:: Problem description ::
Report, as a single number, how many lines of the records contain the word "JSON".

:: Entries provided ::
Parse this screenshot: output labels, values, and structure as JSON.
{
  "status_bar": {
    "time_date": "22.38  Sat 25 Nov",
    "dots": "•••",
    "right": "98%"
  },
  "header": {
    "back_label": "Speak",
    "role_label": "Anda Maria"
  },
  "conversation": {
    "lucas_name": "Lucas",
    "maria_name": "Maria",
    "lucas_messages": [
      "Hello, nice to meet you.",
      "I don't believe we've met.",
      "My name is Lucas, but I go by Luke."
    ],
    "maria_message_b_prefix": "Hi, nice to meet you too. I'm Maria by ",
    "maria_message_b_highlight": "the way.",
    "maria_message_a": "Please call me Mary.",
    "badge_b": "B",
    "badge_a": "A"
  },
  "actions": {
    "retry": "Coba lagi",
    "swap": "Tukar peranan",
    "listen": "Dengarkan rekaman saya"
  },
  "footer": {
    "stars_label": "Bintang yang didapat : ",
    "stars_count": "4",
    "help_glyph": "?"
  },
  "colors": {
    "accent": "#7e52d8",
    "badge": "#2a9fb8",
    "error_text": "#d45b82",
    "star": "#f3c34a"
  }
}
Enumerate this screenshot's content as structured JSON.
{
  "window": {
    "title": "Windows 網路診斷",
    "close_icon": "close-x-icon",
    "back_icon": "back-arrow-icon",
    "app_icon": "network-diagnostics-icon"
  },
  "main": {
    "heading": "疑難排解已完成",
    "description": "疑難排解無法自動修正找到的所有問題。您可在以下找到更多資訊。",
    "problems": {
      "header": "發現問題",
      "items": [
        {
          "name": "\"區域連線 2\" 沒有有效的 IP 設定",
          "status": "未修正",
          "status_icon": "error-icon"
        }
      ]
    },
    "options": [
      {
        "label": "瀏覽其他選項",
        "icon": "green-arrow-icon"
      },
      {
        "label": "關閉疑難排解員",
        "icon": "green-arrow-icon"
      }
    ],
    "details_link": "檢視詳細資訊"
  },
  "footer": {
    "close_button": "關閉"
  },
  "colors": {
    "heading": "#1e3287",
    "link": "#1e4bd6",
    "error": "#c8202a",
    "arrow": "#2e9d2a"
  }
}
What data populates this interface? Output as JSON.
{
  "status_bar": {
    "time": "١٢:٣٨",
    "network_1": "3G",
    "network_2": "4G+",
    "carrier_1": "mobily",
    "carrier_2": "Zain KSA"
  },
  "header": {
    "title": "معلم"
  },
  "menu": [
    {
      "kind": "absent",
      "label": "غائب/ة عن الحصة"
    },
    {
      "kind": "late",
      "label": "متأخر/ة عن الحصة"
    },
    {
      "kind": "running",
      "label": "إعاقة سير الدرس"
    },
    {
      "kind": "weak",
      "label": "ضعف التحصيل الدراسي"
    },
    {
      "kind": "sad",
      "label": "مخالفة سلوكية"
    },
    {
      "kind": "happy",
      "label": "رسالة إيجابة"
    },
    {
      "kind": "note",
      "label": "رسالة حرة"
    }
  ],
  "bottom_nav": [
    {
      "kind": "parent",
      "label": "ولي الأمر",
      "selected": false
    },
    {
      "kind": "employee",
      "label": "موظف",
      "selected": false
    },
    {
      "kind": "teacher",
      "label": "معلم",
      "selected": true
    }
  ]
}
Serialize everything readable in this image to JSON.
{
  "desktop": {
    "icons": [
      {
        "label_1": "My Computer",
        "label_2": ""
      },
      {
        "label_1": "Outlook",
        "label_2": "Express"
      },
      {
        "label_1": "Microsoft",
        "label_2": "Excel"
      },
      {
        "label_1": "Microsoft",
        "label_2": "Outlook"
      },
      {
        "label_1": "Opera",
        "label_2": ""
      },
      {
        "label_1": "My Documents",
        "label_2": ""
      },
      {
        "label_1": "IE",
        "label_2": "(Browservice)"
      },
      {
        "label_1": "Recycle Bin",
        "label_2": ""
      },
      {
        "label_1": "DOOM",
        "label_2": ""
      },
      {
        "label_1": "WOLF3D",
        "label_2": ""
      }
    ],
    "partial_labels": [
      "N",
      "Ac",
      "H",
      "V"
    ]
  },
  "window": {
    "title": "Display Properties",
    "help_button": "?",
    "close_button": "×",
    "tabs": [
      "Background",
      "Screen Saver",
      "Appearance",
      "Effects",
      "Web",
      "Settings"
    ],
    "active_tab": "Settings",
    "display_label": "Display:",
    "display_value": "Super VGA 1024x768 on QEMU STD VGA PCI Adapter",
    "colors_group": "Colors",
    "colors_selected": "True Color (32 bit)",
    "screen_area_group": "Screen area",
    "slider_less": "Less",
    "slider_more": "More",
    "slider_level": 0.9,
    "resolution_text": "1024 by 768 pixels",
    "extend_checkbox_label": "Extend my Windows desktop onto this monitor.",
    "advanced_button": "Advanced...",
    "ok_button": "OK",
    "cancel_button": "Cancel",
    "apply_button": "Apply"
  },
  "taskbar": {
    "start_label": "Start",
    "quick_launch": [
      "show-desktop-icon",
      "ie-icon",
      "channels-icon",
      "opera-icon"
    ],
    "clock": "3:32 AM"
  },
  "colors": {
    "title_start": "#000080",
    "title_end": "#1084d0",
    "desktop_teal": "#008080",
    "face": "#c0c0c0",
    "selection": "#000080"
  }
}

:: Answer to the exercise ::
4